I regret to say that the pacing is slow and there are times when the film seems to drag its feet getting to the next relevant plot point, but this feels deliberate. It has the upside of letting the characters and their relationships grow naturally, which means that the characters and their story (despite the gaping plot hole at its center) feel more authentic. The slow pacing may be a dealbreaker for some, but personally, if a slower-paced story means that I get to spend more time with well-rounded and likeable characters, that’s a trade I will gladly make.
It should go without saying that everything in this movie revolves around the two leads, but there are a few other characters as well.

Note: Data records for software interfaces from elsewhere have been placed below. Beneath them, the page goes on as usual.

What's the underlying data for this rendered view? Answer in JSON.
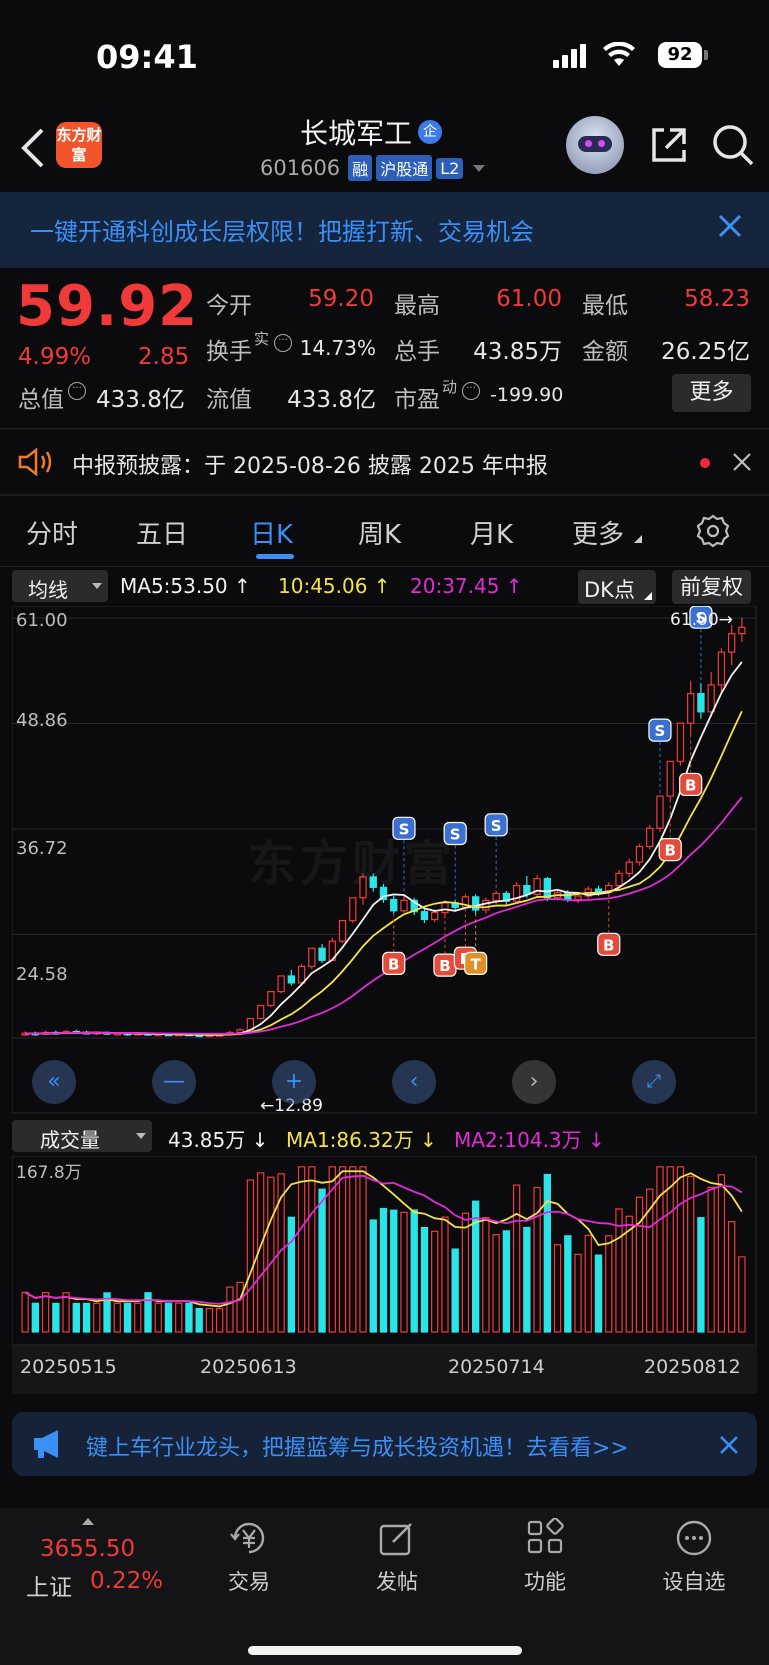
{
  "status_bar": {
    "time": "09:41",
    "battery": "92"
  },
  "header": {
    "logo_text": "东方财富",
    "title": "长城军工",
    "title_badge": "企",
    "code": "601606",
    "tags": [
      "融",
      "沪股通",
      "L2"
    ]
  },
  "promo_banner": {
    "text": "一键开通科创成长层权限！把握打新、交易机会"
  },
  "quote": {
    "price": "59.92",
    "change_pct": "4.99%",
    "change": "2.85",
    "fields": [
      {
        "label": "今开",
        "value": "59.20",
        "color": "#f03a3a"
      },
      {
        "label": "最高",
        "value": "61.00",
        "color": "#f03a3a"
      },
      {
        "label": "最低",
        "value": "58.23",
        "color": "#f03a3a"
      },
      {
        "label": "换手",
        "sup": "实",
        "value": "14.73%",
        "color": "#e6e6e6"
      },
      {
        "label": "总手",
        "value": "43.85万",
        "color": "#e6e6e6"
      },
      {
        "label": "金额",
        "value": "26.25亿",
        "color": "#e6e6e6"
      },
      {
        "label": "总值",
        "value": "433.8亿",
        "color": "#e6e6e6"
      },
      {
        "label": "流值",
        "value": "433.8亿",
        "color": "#e6e6e6"
      },
      {
        "label": "市盈",
        "sup": "动",
        "value": "-199.90",
        "color": "#e6e6e6"
      }
    ],
    "more_label": "更多"
  },
  "notice": {
    "text": "中报预披露：于 2025-08-26 披露 2025 年中报"
  },
  "tabs": {
    "items": [
      "分时",
      "五日",
      "日K",
      "周K",
      "月K",
      "更多"
    ],
    "active": 2
  },
  "kline": {
    "indicator_select": "均线",
    "ma5": "MA5:53.50",
    "ma10": "10:45.06",
    "ma20": "20:37.45",
    "dk_label": "DK点",
    "fq_label": "前复权",
    "y_labels": [
      "61.00",
      "48.86",
      "36.72",
      "24.58"
    ],
    "high_marker": "61.00",
    "low_marker": "12.89"
  },
  "volume": {
    "select": "成交量",
    "vol": "43.85万",
    "ma1": "MA1:86.32万",
    "ma2": "MA2:104.3万",
    "max_label": "167.8万",
    "dates": [
      "20250515",
      "20250613",
      "20250714",
      "20250812"
    ]
  },
  "ad_banner": {
    "text": "键上车行业龙头，把握蓝筹与成长投资机遇！去看看>>"
  },
  "bottom_nav": {
    "index_value": "3655.50",
    "index_name": "上证",
    "index_pct": "0.22%",
    "items": [
      "交易",
      "发帖",
      "功能",
      "设自选"
    ]
  },
  "chart_data": {
    "type": "candlestick",
    "price_ylim": [
      12.89,
      61.0
    ],
    "price": [
      {
        "o": 13.0,
        "c": 13.2,
        "h": 13.4,
        "l": 12.9
      },
      {
        "o": 13.2,
        "c": 13.1,
        "h": 13.4,
        "l": 12.9
      },
      {
        "o": 13.1,
        "c": 13.3,
        "h": 13.5,
        "l": 13.0
      },
      {
        "o": 13.3,
        "c": 13.2,
        "h": 13.5,
        "l": 13.0
      },
      {
        "o": 13.2,
        "c": 13.4,
        "h": 13.6,
        "l": 13.1
      },
      {
        "o": 13.4,
        "c": 13.3,
        "h": 13.6,
        "l": 13.2
      },
      {
        "o": 13.3,
        "c": 13.2,
        "h": 13.5,
        "l": 13.1
      },
      {
        "o": 13.2,
        "c": 13.3,
        "h": 13.4,
        "l": 13.0
      },
      {
        "o": 13.3,
        "c": 13.1,
        "h": 13.4,
        "l": 13.0
      },
      {
        "o": 13.1,
        "c": 13.2,
        "h": 13.3,
        "l": 12.9
      },
      {
        "o": 13.2,
        "c": 13.1,
        "h": 13.3,
        "l": 12.9
      },
      {
        "o": 13.1,
        "c": 13.2,
        "h": 13.3,
        "l": 13.0
      },
      {
        "o": 13.2,
        "c": 13.0,
        "h": 13.3,
        "l": 12.9
      },
      {
        "o": 13.0,
        "c": 13.1,
        "h": 13.2,
        "l": 12.9
      },
      {
        "o": 13.1,
        "c": 13.0,
        "h": 13.2,
        "l": 12.9
      },
      {
        "o": 13.0,
        "c": 13.1,
        "h": 13.2,
        "l": 12.9
      },
      {
        "o": 13.1,
        "c": 13.0,
        "h": 13.2,
        "l": 12.9
      },
      {
        "o": 13.0,
        "c": 12.95,
        "h": 13.1,
        "l": 12.89
      },
      {
        "o": 12.95,
        "c": 13.0,
        "h": 13.1,
        "l": 12.89
      },
      {
        "o": 13.0,
        "c": 13.05,
        "h": 13.2,
        "l": 12.9
      },
      {
        "o": 13.05,
        "c": 13.3,
        "h": 13.5,
        "l": 13.0
      },
      {
        "o": 13.3,
        "c": 13.6,
        "h": 13.8,
        "l": 13.2
      },
      {
        "o": 13.6,
        "c": 14.9,
        "h": 14.9,
        "l": 13.6
      },
      {
        "o": 14.9,
        "c": 16.4,
        "h": 16.4,
        "l": 14.8
      },
      {
        "o": 16.4,
        "c": 18.0,
        "h": 18.0,
        "l": 16.2
      },
      {
        "o": 18.0,
        "c": 19.8,
        "h": 19.8,
        "l": 17.8
      },
      {
        "o": 19.8,
        "c": 19.0,
        "h": 20.5,
        "l": 18.7
      },
      {
        "o": 19.0,
        "c": 20.9,
        "h": 21.2,
        "l": 18.8
      },
      {
        "o": 20.9,
        "c": 22.99,
        "h": 22.99,
        "l": 20.6
      },
      {
        "o": 22.99,
        "c": 21.6,
        "h": 23.5,
        "l": 21.3
      },
      {
        "o": 21.6,
        "c": 23.8,
        "h": 24.2,
        "l": 21.5
      },
      {
        "o": 23.8,
        "c": 26.18,
        "h": 26.18,
        "l": 23.6
      },
      {
        "o": 26.18,
        "c": 28.8,
        "h": 28.8,
        "l": 25.9
      },
      {
        "o": 28.8,
        "c": 31.2,
        "h": 31.6,
        "l": 28.0
      },
      {
        "o": 31.2,
        "c": 30.0,
        "h": 31.6,
        "l": 29.5
      },
      {
        "o": 30.0,
        "c": 28.6,
        "h": 30.4,
        "l": 28.2
      },
      {
        "o": 28.6,
        "c": 27.3,
        "h": 29.0,
        "l": 27.0
      },
      {
        "o": 27.3,
        "c": 28.5,
        "h": 29.2,
        "l": 27.1
      },
      {
        "o": 28.5,
        "c": 27.2,
        "h": 28.8,
        "l": 26.8
      },
      {
        "o": 27.2,
        "c": 26.3,
        "h": 27.5,
        "l": 25.9
      },
      {
        "o": 26.3,
        "c": 27.1,
        "h": 27.5,
        "l": 26.0
      },
      {
        "o": 27.1,
        "c": 28.2,
        "h": 28.5,
        "l": 26.8
      },
      {
        "o": 28.2,
        "c": 27.7,
        "h": 28.6,
        "l": 27.2
      },
      {
        "o": 27.7,
        "c": 28.9,
        "h": 29.2,
        "l": 27.6
      },
      {
        "o": 28.9,
        "c": 27.4,
        "h": 29.2,
        "l": 27.0
      },
      {
        "o": 27.4,
        "c": 28.5,
        "h": 28.8,
        "l": 27.0
      },
      {
        "o": 28.5,
        "c": 29.3,
        "h": 29.6,
        "l": 28.1
      },
      {
        "o": 29.3,
        "c": 28.4,
        "h": 29.6,
        "l": 28.0
      },
      {
        "o": 28.4,
        "c": 30.2,
        "h": 30.6,
        "l": 28.2
      },
      {
        "o": 30.2,
        "c": 29.2,
        "h": 31.3,
        "l": 28.8
      },
      {
        "o": 29.2,
        "c": 31.0,
        "h": 31.4,
        "l": 28.8
      },
      {
        "o": 31.0,
        "c": 28.8,
        "h": 31.2,
        "l": 28.4
      },
      {
        "o": 28.8,
        "c": 29.4,
        "h": 29.8,
        "l": 28.5
      },
      {
        "o": 29.4,
        "c": 28.6,
        "h": 29.7,
        "l": 28.3
      },
      {
        "o": 28.6,
        "c": 29.0,
        "h": 29.3,
        "l": 28.2
      },
      {
        "o": 29.0,
        "c": 29.8,
        "h": 30.1,
        "l": 28.7
      },
      {
        "o": 29.8,
        "c": 29.4,
        "h": 30.2,
        "l": 29.0
      },
      {
        "o": 29.4,
        "c": 30.2,
        "h": 30.6,
        "l": 29.2
      },
      {
        "o": 30.2,
        "c": 31.6,
        "h": 32.0,
        "l": 29.8
      },
      {
        "o": 31.6,
        "c": 32.9,
        "h": 33.3,
        "l": 31.2
      },
      {
        "o": 32.9,
        "c": 34.7,
        "h": 35.0,
        "l": 32.5
      },
      {
        "o": 34.7,
        "c": 36.8,
        "h": 37.2,
        "l": 34.4
      },
      {
        "o": 36.8,
        "c": 40.5,
        "h": 40.5,
        "l": 36.4
      },
      {
        "o": 40.5,
        "c": 44.5,
        "h": 44.5,
        "l": 40.1
      },
      {
        "o": 44.5,
        "c": 48.9,
        "h": 48.9,
        "l": 44.0
      },
      {
        "o": 48.9,
        "c": 52.3,
        "h": 53.8,
        "l": 47.6
      },
      {
        "o": 52.3,
        "c": 50.2,
        "h": 53.5,
        "l": 49.4
      },
      {
        "o": 50.2,
        "c": 53.3,
        "h": 54.8,
        "l": 49.6
      },
      {
        "o": 53.3,
        "c": 57.07,
        "h": 57.5,
        "l": 52.5
      },
      {
        "o": 57.07,
        "c": 59.2,
        "h": 60.2,
        "l": 55.6
      },
      {
        "o": 59.2,
        "c": 59.92,
        "h": 61.0,
        "l": 58.23
      }
    ],
    "ma5": "computed",
    "volume_ylim": [
      0,
      167.8
    ],
    "volume_unit": "万",
    "trade_signals": [
      {
        "type": "S",
        "index": 37
      },
      {
        "type": "S",
        "index": 42
      },
      {
        "type": "S",
        "index": 46
      },
      {
        "type": "B",
        "index": 36
      },
      {
        "type": "B",
        "index": 41
      },
      {
        "type": "B",
        "index": 43
      },
      {
        "type": "T",
        "index": 44
      },
      {
        "type": "B",
        "index": 57
      },
      {
        "type": "B",
        "index": 63
      },
      {
        "type": "B",
        "index": 65
      },
      {
        "type": "S",
        "index": 62
      },
      {
        "type": "S",
        "index": 66
      }
    ]
  }
}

A highlight is Ila’s Auntie (Bharati Achrekar) who provides sage wisdom with a side of snarky comic relief from the flat upstairs. Auntie herself never actually appears in the film as anything but a shrill disembodied voice, and it works surprisingly well in practice. There’s also Shaik (Nawazuddin Siddiqui *whew*), the up-and-comer who’s next in line for Saajan’s job. He works nicely as a humorous character while doubling as a way to show that Saajan is gradually softening toward other people. Shaik also helps advance the concept of finding friendship in unlikely places, so there’s that as well.
Still, though praise is due to all members of the cast, the real star here is writer/director Ritesh Batra, who makes a jaw-dropping debut with this picture. Leaving aside the aforementioned strengths of the script, Batra shows a deft touch at knowing exactly what to bring out and what to underplay. As an example, there’s a time when Saajan is running a finger across his chin and finds a spot where he missed shaving. The visuals would never have caught that little detail bugging him, but the sound design makes it loud and clear to us.
Another example comes early on, when we hear that a woman jumped off a tower with her daughter. The moment is nicely underplayed, focusing on Saajan’s reaction to the tragedy. Even at this early stage, we can see from Saajan’s newfound empathy that his correspondence with Ila is already having a positive effect on him. Perhaps more importantly, Batra was smart enough to focus on Saajan’s uncertainty instead of asking us to share it. We know full well that Ila and her daughter are fine, and we do indeed learn that they are unharmed. Yet the suicide still connects Saajan and Ila in a way that I don’t dare spoil here. The whole movie is loaded with these little moments that are presented in a nonchalant manner at first, only to come back with a heartbreaking vengeance shortly after.
A few broad moments of humor aside, The Lunchbox is a very sweet little movie about authentic characters that feel instantly sympathetic. It’s a neatly poignant film about interpersonal connections in an impersonal place and time, delivered with only trace amounts of saccharine. Though the premise is highly improbable by its own admission, it’s still nicely creative and superbly directed. This one is absolutely worth tracking down.